The French conceptual artist Sophie Calle (b. Paris 1953, lives and works in Malakoff, France) has exhibited extensively around the globe since the late 1970’s. For almost four decades, she has produced a singular body of work merging image and text and revealing a narrative approach that eliminates the frontiers between intimate and public, fact and fiction, art and life. Highly autobiographical, her art and exploration embrace the universal and challenging concept of absence. Her projects are elaborated by creating a vast system of echoes and internal references, allowing us to read them today not as a simple accumulation of titles but as connected chapters of a total and absolute artwork.
Sophie Calle has exhibited at leading international museums including in the United States at the Museum of Modern Art and the Guggenheim Museum in New York. A retrospective of her work premiered at the Centre George Pompidou in Paris in 2003, and toured to museums in Berlin and Dublin. In 2007, she was the official representative of France at the 52nd Venice Biennale. Sophie Calle was the recipient of the 2010 Hasselblad Award for photography and the 2017 ICP Infinity Award.
Sophie Calle and the San Francisco Bay Area
Missing and the related programming add a new chapter to Sophie Calle’s special relationship with the San Francisco Bay Area.
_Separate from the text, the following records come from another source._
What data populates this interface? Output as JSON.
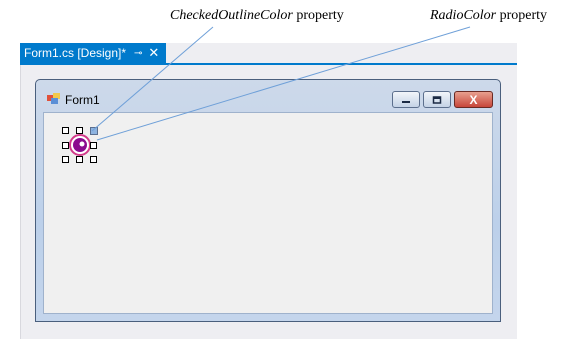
{
  "annotations": {
    "checked_outline": {
      "italic": "CheckedOutlineColor",
      "suffix": " property"
    },
    "radio_color": {
      "italic": "RadioColor",
      "suffix": " property"
    }
  },
  "tab": {
    "title": "Form1.cs [Design]*",
    "pin_icon": "⊸",
    "close_icon": "✕"
  },
  "form": {
    "title": "Form1",
    "close_glyph": "X"
  },
  "colors": {
    "accent": "#007acc",
    "radio_fill": "#8b0a8f",
    "radio_outline": "#d23a8a",
    "leader": "#6fa0d8"
  }
}
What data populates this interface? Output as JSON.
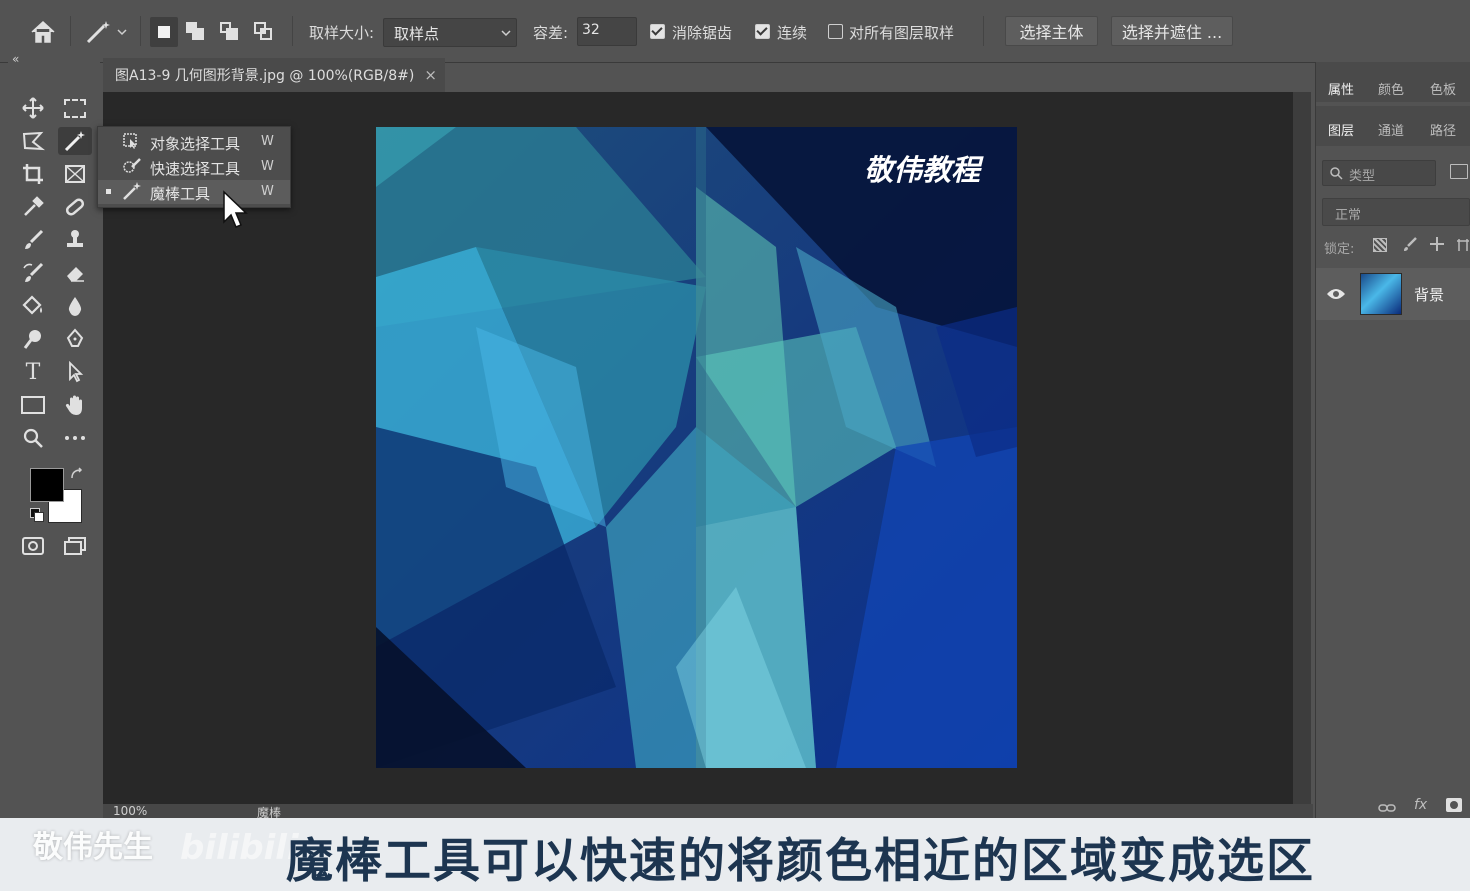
{
  "optbar": {
    "sample_size_label": "取样大小:",
    "sample_size_value": "取样点",
    "tolerance_label": "容差:",
    "tolerance_value": "32",
    "anti_alias_label": "消除锯齿",
    "contiguous_label": "连续",
    "all_layers_label": "对所有图层取样",
    "select_subject_label": "选择主体",
    "select_mask_label": "选择并遮住 ..."
  },
  "document": {
    "tab_title": "图A13-9 几何图形背景.jpg @ 100%(RGB/8#)",
    "close_glyph": "×",
    "image_watermark": "敬伟教程",
    "zoom": "100%",
    "status_tool": "魔棒"
  },
  "flyout": {
    "items": [
      {
        "label": "对象选择工具",
        "key": "W"
      },
      {
        "label": "快速选择工具",
        "key": "W"
      },
      {
        "label": "魔棒工具",
        "key": "W"
      }
    ]
  },
  "toolbar": {
    "collapse_glyph": "«"
  },
  "panels": {
    "tabs_top": [
      "属性",
      "颜色",
      "色板"
    ],
    "tabs_layers": [
      "图层",
      "通道",
      "路径"
    ],
    "filter_placeholder": "类型",
    "blend_mode": "正常",
    "lock_label": "锁定:",
    "layer_name": "背景"
  },
  "caption": {
    "text": "魔棒工具可以快速的将颜色相近的区域变成选区",
    "watermark": "敬伟先生",
    "watermark2": "bilibili"
  },
  "colors": {
    "foreground": "#000000",
    "background": "#ffffff"
  }
}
In the late 1970’s, her career began when she photographed the words “Mother” and “Father” engraved on headstones in the Bolinas cemetery. Calle had been wandering the world for several years looking to find meaning for her life, when chance led her to the house of a photographer in the small community of intellectuals and artists north of San Francisco. Calle’s relationship with California and the United States has never stopped. From the early 1980’s onwards, her work has been widely exhibited in American galleries and museums while Calle successfully created site-related projects like Los Angeles (1984), No sex last night (1992), and Journey to California (2003). More recently, Sophie Calle acquired a burial plot in the Bolinas graveyard where she took her first photographs.
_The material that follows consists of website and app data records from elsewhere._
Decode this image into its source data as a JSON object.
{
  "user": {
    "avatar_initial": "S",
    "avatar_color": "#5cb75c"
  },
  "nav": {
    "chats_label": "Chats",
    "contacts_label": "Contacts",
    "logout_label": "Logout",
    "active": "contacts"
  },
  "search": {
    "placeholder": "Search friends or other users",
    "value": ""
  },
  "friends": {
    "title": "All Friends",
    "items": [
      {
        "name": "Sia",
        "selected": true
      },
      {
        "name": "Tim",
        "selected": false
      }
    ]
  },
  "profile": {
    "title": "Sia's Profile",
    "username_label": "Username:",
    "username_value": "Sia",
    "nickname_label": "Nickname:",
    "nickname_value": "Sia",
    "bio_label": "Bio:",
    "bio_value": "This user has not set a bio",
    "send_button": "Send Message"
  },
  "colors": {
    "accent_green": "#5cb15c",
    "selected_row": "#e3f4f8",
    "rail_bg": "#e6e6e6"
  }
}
Ars Citizen is an independent art-commissioning and curatorial platform committed to advancing production and diffusion of contemporary art and ideas. Founded and operating in the San Francisco Bay Area, a center of global influence, Ars Citizen brings the excellence of major international contemporary artists to local leaders of culture, education and innovation. It aims to commission, produce and promote some of the most significant works of our time, while generating thoughtfully conceived related programming including exhibitions, lectures, debates, workshops, publications and archives. Ars Citizen values long-term commitment, networking synergy and global dialogue and seeks to resonate with the contemporary world, its complexity and pressing challenges.
Ars Citizen is an initiative and nonprofit organization founded by the San Francisco-based French curator Evelyne Jouanno who has been working with the global contemporary art community for the last 20 years. Ars Citizen is co-run with Marie Martraire and Jeanne Barral, and is supported by an international advisory board composed of experts in the wide range of contemporary culture. Contact Ars Citizen at firstname.lastname@example.org and visit their site at arscitizen.org.
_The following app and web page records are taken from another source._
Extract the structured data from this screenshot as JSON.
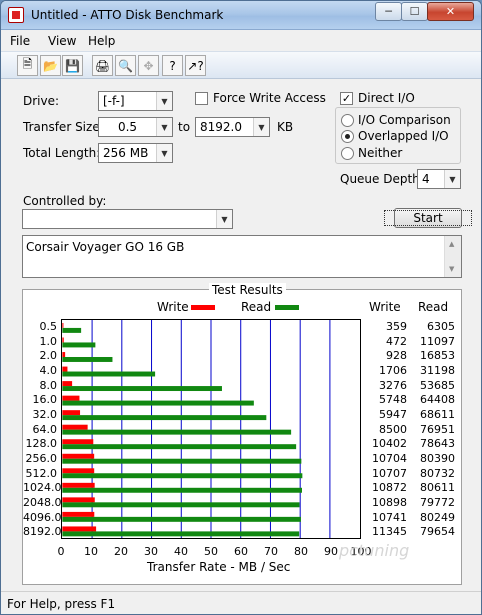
{
  "window": {
    "title": "Untitled - ATTO Disk Benchmark",
    "min": "─",
    "max": "☐",
    "close": "✕"
  },
  "menu": [
    "File",
    "View",
    "Help"
  ],
  "toolbar_icons": [
    "new-icon",
    "open-icon",
    "save-icon",
    "print-icon",
    "print-preview-icon",
    "move-icon",
    "help-icon",
    "context-help-icon"
  ],
  "form": {
    "drive_label": "Drive:",
    "drive_value": "[-f-]",
    "force_write_label": "Force Write Access",
    "force_write_checked": false,
    "direct_io_label": "Direct I/O",
    "direct_io_checked": true,
    "transfer_size_label": "Transfer Size:",
    "transfer_from": "0.5",
    "to_label": "to",
    "transfer_to": "8192.0",
    "kb_label": "KB",
    "total_length_label": "Total Length:",
    "total_length_value": "256 MB",
    "io_comparison_label": "I/O Comparison",
    "overlapped_io_label": "Overlapped I/O",
    "neither_label": "Neither",
    "selected_mode": "Overlapped I/O",
    "queue_depth_label": "Queue Depth:",
    "queue_depth_value": "4",
    "controlled_by_label": "Controlled by:",
    "controlled_by_value": "",
    "start_label": "Start",
    "description": "Corsair Voyager GO 16 GB"
  },
  "results": {
    "title": "Test Results",
    "legend_write": "Write",
    "legend_read": "Read",
    "col_write": "Write",
    "col_read": "Read",
    "xlabel": "Transfer Rate - MB / Sec",
    "colors": {
      "write": "#ff0000",
      "read": "#118811",
      "grid": "#0000cc"
    }
  },
  "chart_data": {
    "type": "bar",
    "orientation": "horizontal",
    "title": "Test Results",
    "xlabel": "Transfer Rate - MB / Sec",
    "xlim": [
      0,
      100
    ],
    "xticks": [
      0,
      10,
      20,
      30,
      40,
      50,
      60,
      70,
      80,
      90,
      100
    ],
    "categories": [
      "0.5",
      "1.0",
      "2.0",
      "4.0",
      "8.0",
      "16.0",
      "32.0",
      "64.0",
      "128.0",
      "256.0",
      "512.0",
      "1024.0",
      "2048.0",
      "4096.0",
      "8192.0"
    ],
    "series": [
      {
        "name": "Write",
        "values_mb_s": [
          0.36,
          0.47,
          0.93,
          1.71,
          3.28,
          5.75,
          5.95,
          8.5,
          10.4,
          10.7,
          10.71,
          10.87,
          10.9,
          10.74,
          11.35
        ],
        "printed": [
          "359",
          "472",
          "928",
          "1706",
          "3276",
          "5748",
          "5947",
          "8500",
          "10402",
          "10704",
          "10707",
          "10872",
          "10898",
          "10741",
          "11345"
        ]
      },
      {
        "name": "Read",
        "values_mb_s": [
          6.31,
          11.1,
          16.85,
          31.2,
          53.69,
          64.41,
          68.61,
          76.95,
          78.64,
          80.39,
          80.73,
          80.61,
          79.77,
          80.25,
          79.65
        ],
        "printed": [
          "6305",
          "11097",
          "16853",
          "31198",
          "53685",
          "64408",
          "68611",
          "76951",
          "78643",
          "80390",
          "80732",
          "80611",
          "79772",
          "80249",
          "79654"
        ]
      }
    ],
    "legend": "top-center",
    "grid": true
  },
  "watermark": "pctuning",
  "status": "For Help, press F1"
}
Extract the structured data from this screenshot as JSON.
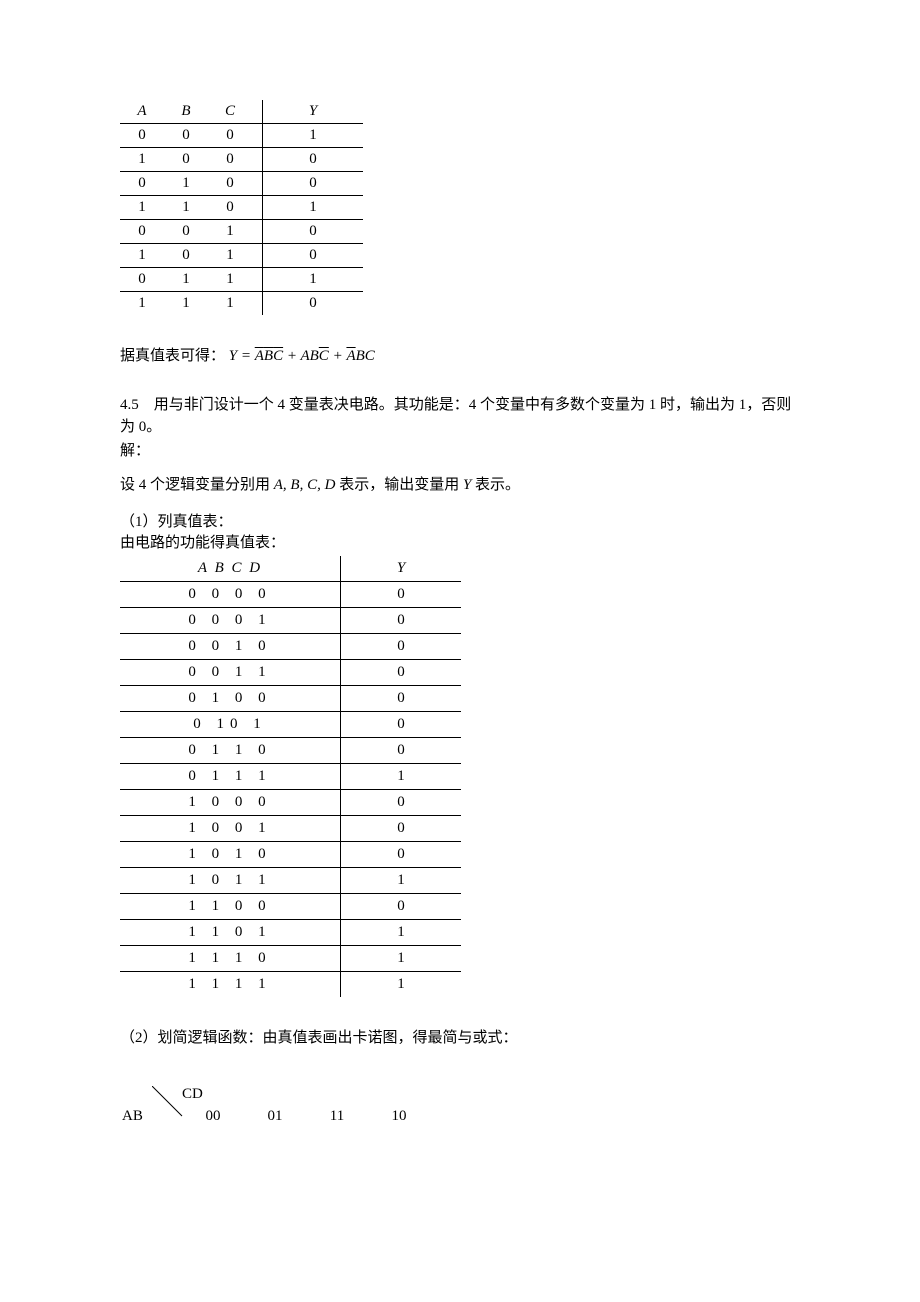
{
  "table3": {
    "headers": {
      "A": "A",
      "B": "B",
      "C": "C",
      "Y": "Y"
    },
    "rows": [
      {
        "A": "0",
        "B": "0",
        "C": "0",
        "Y": "1"
      },
      {
        "A": "1",
        "B": "0",
        "C": "0",
        "Y": "0"
      },
      {
        "A": "0",
        "B": "1",
        "C": "0",
        "Y": "0"
      },
      {
        "A": "1",
        "B": "1",
        "C": "0",
        "Y": "1"
      },
      {
        "A": "0",
        "B": "0",
        "C": "1",
        "Y": "0"
      },
      {
        "A": "1",
        "B": "0",
        "C": "1",
        "Y": "0"
      },
      {
        "A": "0",
        "B": "1",
        "C": "1",
        "Y": "1"
      },
      {
        "A": "1",
        "B": "1",
        "C": "1",
        "Y": "0"
      }
    ]
  },
  "derive_text_prefix": "据真值表可得：",
  "formula": {
    "lhs": "Y",
    "eq": " = ",
    "t1_a": "A",
    "t1_b": "B",
    "t1_c": "C",
    "plus1": " + ",
    "t2_a": "A",
    "t2_b": "B",
    "t2_c": "C",
    "plus2": " + ",
    "t3_a": "A",
    "t3_b": "B",
    "t3_c": "C"
  },
  "problem_text": "4.5 用与非门设计一个 4 变量表决电路。其功能是：4 个变量中有多数个变量为 1 时，输出为 1，否则为 0。",
  "solution_label": "解：",
  "vars_text_1": "设 4 个逻辑变量分别用 ",
  "vars_list": "A, B, C, D",
  "vars_text_2": " 表示，输出变量用 ",
  "vars_y": "Y",
  "vars_text_3": " 表示。",
  "step1_title": "（1）列真值表：",
  "step1_sub": "由电路的功能得真值表：",
  "table4": {
    "headers": {
      "ABCD": "A B C D",
      "Y": "Y"
    },
    "rows": [
      {
        "ABCD": "0 0 0 0",
        "Y": "0"
      },
      {
        "ABCD": "0 0 0 1",
        "Y": "0"
      },
      {
        "ABCD": "0 0 1 0",
        "Y": "0"
      },
      {
        "ABCD": "0 0 1 1",
        "Y": "0"
      },
      {
        "ABCD": "0 1 0 0",
        "Y": "0"
      },
      {
        "ABCD": "0 10 1",
        "Y": "0"
      },
      {
        "ABCD": "0 1 1 0",
        "Y": "0"
      },
      {
        "ABCD": "0 1 1 1",
        "Y": "1"
      },
      {
        "ABCD": "1 0 0 0",
        "Y": "0"
      },
      {
        "ABCD": "1 0 0 1",
        "Y": "0"
      },
      {
        "ABCD": "1 0 1 0",
        "Y": "0"
      },
      {
        "ABCD": "1 0 1 1",
        "Y": "1"
      },
      {
        "ABCD": "1 1 0 0",
        "Y": "0"
      },
      {
        "ABCD": "1 1 0 1",
        "Y": "1"
      },
      {
        "ABCD": "1 1 1 0",
        "Y": "1"
      },
      {
        "ABCD": "1 1 1 1",
        "Y": "1"
      }
    ]
  },
  "step2_title": "（2）划简逻辑函数：由真值表画出卡诺图，得最简与或式：",
  "kmap": {
    "row_label": "AB",
    "col_label": "CD",
    "cols": [
      "00",
      "01",
      "11",
      "10"
    ]
  }
}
“Sophie Calle, Voir la mer (detail), 2011 ©Sophie Calle / Adagp, Paris, 2017, Courtesy Paula Cooper Gallery, Fraenkel Gallery and Galerie Perrotin”
“Sophie Calle, Take care of yourself (detail), 2007 ©Sophie Calle / Adagp, Paris, 2017, Courtesy Paula Cooper Gallery, Fraenkel Gallery and Galerie Perrotin”
“Sophie Calle, Rachel Monique. Couldn’t Capture Death (detail), 2007 ©Sophie Calle / Adagp, Paris, 2017, Courtesy Paula Cooper Gallery, Fraenkel Gallery and Galerie Perrotin”